Owen Edgar Stanfield, 91, of Effingham, and a former longtime Charleston resident, passed away on Friday, Dec. 6, 2013 at his Lavender Ridge home in Effingham.
Visitation for family and friends will be held from 10 to 11 a.m. Wednesday at Adams Funeral Chapel, Charleston. Funeral Services honoring and celebrating his life will be held at 11 a.m. Wednesday at the funeral chapel with Reverend Dr. Thomas Hawkins and Reverend Jan Hawkins officiating. Burial with Military Rites conducted by the Honor Guard of the Charleston VFW Paul McVey Post 1592 will follow in Roselawn Cemetery. It is requested that thoughtful donations in his honor be made to First Presbyterian Church in Charleston. Gifts may be left on the memorial table at the visitation or service or may be mailed to Adams Funeral Chapel, 2330 Shawnee Dr., Charleston, IL 61920.
Owen’s memorial website is available at www.adamsfuneralchapel.com, where condolences may be sent to the family by clicking on obituaries.

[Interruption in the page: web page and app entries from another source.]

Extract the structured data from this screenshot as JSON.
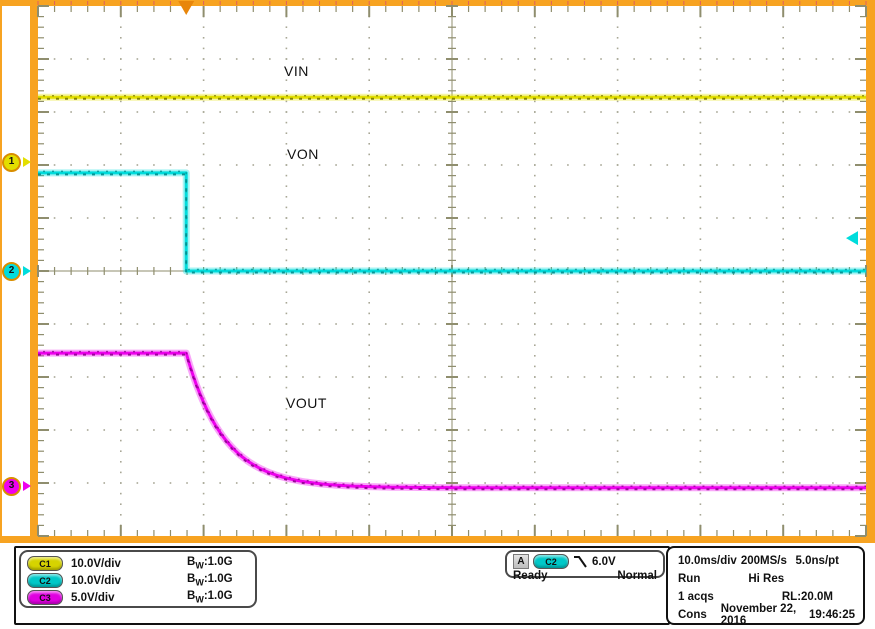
{
  "colors": {
    "accent_border": "#F7A321",
    "trigger_marker": "#E8860B",
    "graticule": "#8F8E6E",
    "grid_dots": "#A8A796",
    "top_tick_red": "#E06060",
    "c1": "#E3DF00",
    "c1_noise": "#7A7A00",
    "c1_pill": "#D6D300",
    "c2": "#00DCDC",
    "c2_noise": "#008C8C",
    "c2_pill": "#00C8C8",
    "c3": "#EE00EE",
    "c3_noise": "#8E008E",
    "c3_pill": "#E000E0"
  },
  "annotations": {
    "vin": "VIN",
    "von": "VON",
    "vout": "VOUT"
  },
  "markers": {
    "ch1": "1",
    "ch2": "2",
    "ch3": "3"
  },
  "chart_data": {
    "type": "line",
    "title": "Oscilloscope capture: VIN, VON, VOUT during turn-off",
    "x_axis": {
      "scale": "10.0ms/div",
      "divisions": 10,
      "span": "100 ms"
    },
    "y_axis": {
      "divisions": 10
    },
    "grid": "dotted graticule with center crosshair ticks",
    "trigger": {
      "source": "C2",
      "slope": "falling",
      "level": "6.0V",
      "position_div": 1.79,
      "level_marker_y_div": 4.38
    },
    "series": [
      {
        "name": "VIN",
        "channel": "C1",
        "scale": "10.0V/div",
        "color": "#E3DF00",
        "noise_color": "#7A7A00",
        "ref_marker_y_div": 2.94,
        "description": "constant ~12 V across full 100 ms window",
        "points_div": [
          [
            0,
            1.72
          ],
          [
            10,
            1.72
          ]
        ]
      },
      {
        "name": "VON",
        "channel": "C2",
        "scale": "10.0V/div",
        "color": "#00DCDC",
        "noise_color": "#008C8C",
        "ref_marker_y_div": 5.0,
        "description": "~18 V high, steps to 0 V at trigger (falling edge through 6.0 V)",
        "points_div": [
          [
            0,
            3.15
          ],
          [
            1.79,
            3.15
          ],
          [
            1.79,
            5.0
          ],
          [
            10,
            5.0
          ]
        ]
      },
      {
        "name": "VOUT",
        "channel": "C3",
        "scale": "5.0V/div",
        "color": "#EE00EE",
        "noise_color": "#8E008E",
        "ref_marker_y_div": 9.06,
        "description": "~12.5 V flat, exponential decay to 0 V after trigger",
        "decay": {
          "start_x_div": 1.79,
          "flat_y_div": 6.55,
          "settle_y_div": 9.09,
          "tau_div": 0.46
        }
      }
    ]
  },
  "status_bar": {
    "channels": [
      {
        "badge": "C1",
        "scale": "10.0V/div",
        "bw_b": "B",
        "bw_sub": "W",
        "bw_rest": ":1.0G"
      },
      {
        "badge": "C2",
        "scale": "10.0V/div",
        "bw_b": "B",
        "bw_sub": "W",
        "bw_rest": ":1.0G"
      },
      {
        "badge": "C3",
        "scale": "5.0V/div",
        "bw_b": "B",
        "bw_sub": "W",
        "bw_rest": ":1.0G"
      }
    ],
    "trigger": {
      "system": "A",
      "source": "C2",
      "level": "6.0V",
      "status": "Ready",
      "mode": "Normal"
    },
    "acquisition": {
      "timebase": "10.0ms/div",
      "sample_rate": "200MS/s",
      "resolution": "5.0ns/pt",
      "run_state": "Run",
      "acq_mode": "Hi Res",
      "acq_count": "1 acqs",
      "record_length": "RL:20.0M",
      "label": "Cons",
      "date": "November 22, 2016",
      "time": "19:46:25"
    }
  }
}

Owen was born on July 12, 1922 in Coles County, a son of the late Speed and Lottie (Pearcy) Stanfield. He married Betty Ruth Osborn on Oct. 25, 1947 at the First Christian Church in Charleston and it was a loving marriage and friendship which endured for 64 years.

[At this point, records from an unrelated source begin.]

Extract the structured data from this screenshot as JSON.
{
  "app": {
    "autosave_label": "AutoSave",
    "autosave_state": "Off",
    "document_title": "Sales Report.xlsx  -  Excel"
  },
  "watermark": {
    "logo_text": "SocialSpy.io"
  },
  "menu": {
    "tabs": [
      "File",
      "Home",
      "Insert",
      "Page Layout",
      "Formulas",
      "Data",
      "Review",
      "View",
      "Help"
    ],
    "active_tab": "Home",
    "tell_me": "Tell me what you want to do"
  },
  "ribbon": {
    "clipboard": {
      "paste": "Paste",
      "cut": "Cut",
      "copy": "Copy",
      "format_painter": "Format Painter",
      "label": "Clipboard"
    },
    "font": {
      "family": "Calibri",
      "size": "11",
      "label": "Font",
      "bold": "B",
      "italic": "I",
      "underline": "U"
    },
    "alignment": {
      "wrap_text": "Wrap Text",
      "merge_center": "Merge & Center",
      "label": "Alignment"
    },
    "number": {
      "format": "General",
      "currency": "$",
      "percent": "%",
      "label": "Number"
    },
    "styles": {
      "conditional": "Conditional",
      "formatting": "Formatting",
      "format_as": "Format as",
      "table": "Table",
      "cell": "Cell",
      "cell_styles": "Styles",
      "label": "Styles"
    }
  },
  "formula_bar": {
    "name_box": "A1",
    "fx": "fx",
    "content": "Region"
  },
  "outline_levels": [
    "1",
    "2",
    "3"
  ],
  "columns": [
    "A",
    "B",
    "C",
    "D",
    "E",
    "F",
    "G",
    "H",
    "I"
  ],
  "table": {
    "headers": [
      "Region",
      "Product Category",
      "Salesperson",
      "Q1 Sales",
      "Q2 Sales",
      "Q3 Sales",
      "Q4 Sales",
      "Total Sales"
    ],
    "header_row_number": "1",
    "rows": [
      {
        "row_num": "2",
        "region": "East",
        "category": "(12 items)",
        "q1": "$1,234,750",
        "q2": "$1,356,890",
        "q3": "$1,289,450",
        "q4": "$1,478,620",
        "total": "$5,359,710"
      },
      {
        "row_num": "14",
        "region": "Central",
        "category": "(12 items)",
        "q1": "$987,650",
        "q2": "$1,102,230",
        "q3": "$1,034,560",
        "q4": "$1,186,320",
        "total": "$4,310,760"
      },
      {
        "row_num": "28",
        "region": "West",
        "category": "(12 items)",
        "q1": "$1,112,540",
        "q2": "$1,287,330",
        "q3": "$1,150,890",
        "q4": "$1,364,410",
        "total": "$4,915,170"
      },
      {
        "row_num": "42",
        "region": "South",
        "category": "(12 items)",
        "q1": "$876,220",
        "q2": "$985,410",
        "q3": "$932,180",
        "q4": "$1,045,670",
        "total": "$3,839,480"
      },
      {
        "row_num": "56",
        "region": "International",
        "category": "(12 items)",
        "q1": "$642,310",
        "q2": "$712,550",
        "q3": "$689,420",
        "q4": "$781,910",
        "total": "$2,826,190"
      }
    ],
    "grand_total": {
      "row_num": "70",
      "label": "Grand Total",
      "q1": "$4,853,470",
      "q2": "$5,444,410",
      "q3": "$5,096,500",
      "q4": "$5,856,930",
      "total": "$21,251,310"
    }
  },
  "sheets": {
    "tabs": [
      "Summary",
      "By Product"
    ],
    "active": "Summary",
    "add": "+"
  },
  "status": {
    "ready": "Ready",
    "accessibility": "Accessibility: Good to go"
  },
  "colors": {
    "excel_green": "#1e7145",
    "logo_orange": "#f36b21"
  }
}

Owen Stanfield truly served his country faithfully and honorably. He was a World War II United States Army Veteran who participated in four major campaigns: Normandy, Northern France, Rhineland and the Ardennes. On Dec. 19, 1944, he and what was left of K Company, 110th Infantry Regiment, 28th Infantry Division, were captured at the Battle of the Bulge and spent the next 105 days in a POW Camp (Stalag IX, Bad-Orb, Germany) before being liberated by Allied troops.

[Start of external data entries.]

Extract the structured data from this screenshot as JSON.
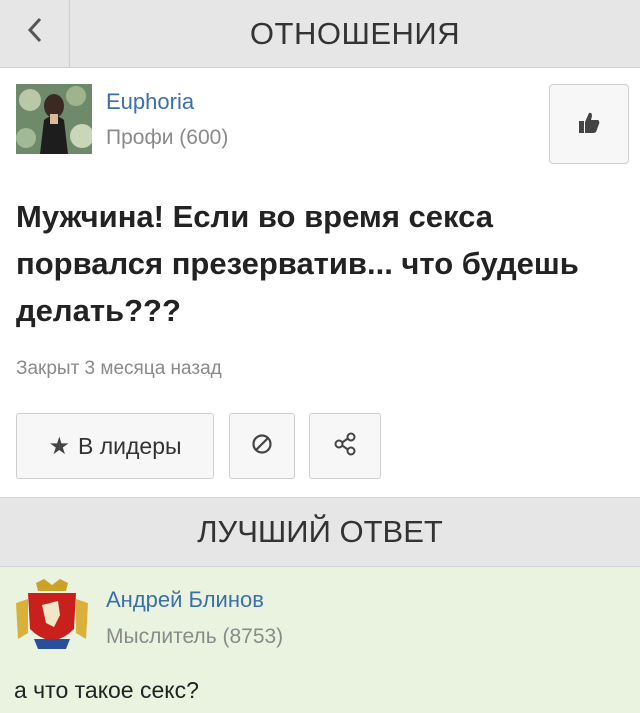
{
  "header": {
    "title": "ОТНОШЕНИЯ",
    "back_icon": "chevron-left-icon"
  },
  "author": {
    "name": "Euphoria",
    "rank": "Профи (600)"
  },
  "question": {
    "text": "Мужчина! Если во время секса порвался презерватив... что будешь делать???",
    "status": "Закрыт 3 месяца назад"
  },
  "actions": {
    "leaders_label": "В лидеры",
    "leaders_icon": "star-icon",
    "block_icon": "block-icon",
    "share_icon": "share-icon",
    "like_icon": "thumbs-up-icon"
  },
  "best_answer": {
    "section_title": "ЛУЧШИЙ ОТВЕТ",
    "name": "Андрей Блинов",
    "rank": "Мыслитель (8753)",
    "text": "а что такое секс?",
    "background": "#e9f3df"
  },
  "colors": {
    "link": "#3b6fa9",
    "header_bg": "#e6e6e6"
  }
}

Following his military service Owen was employed by Supreme Dairy before accepting a position at Eastern Illinois University. Owen was employed at EIU for 31 years, the last 16 as Superintendent of Grounds. Owen was a life member of the Charleston VFW Paul McVey Post 1592 and the American Legion, and was also a longtime faithful member of the First Presbyterian Church in Charleston.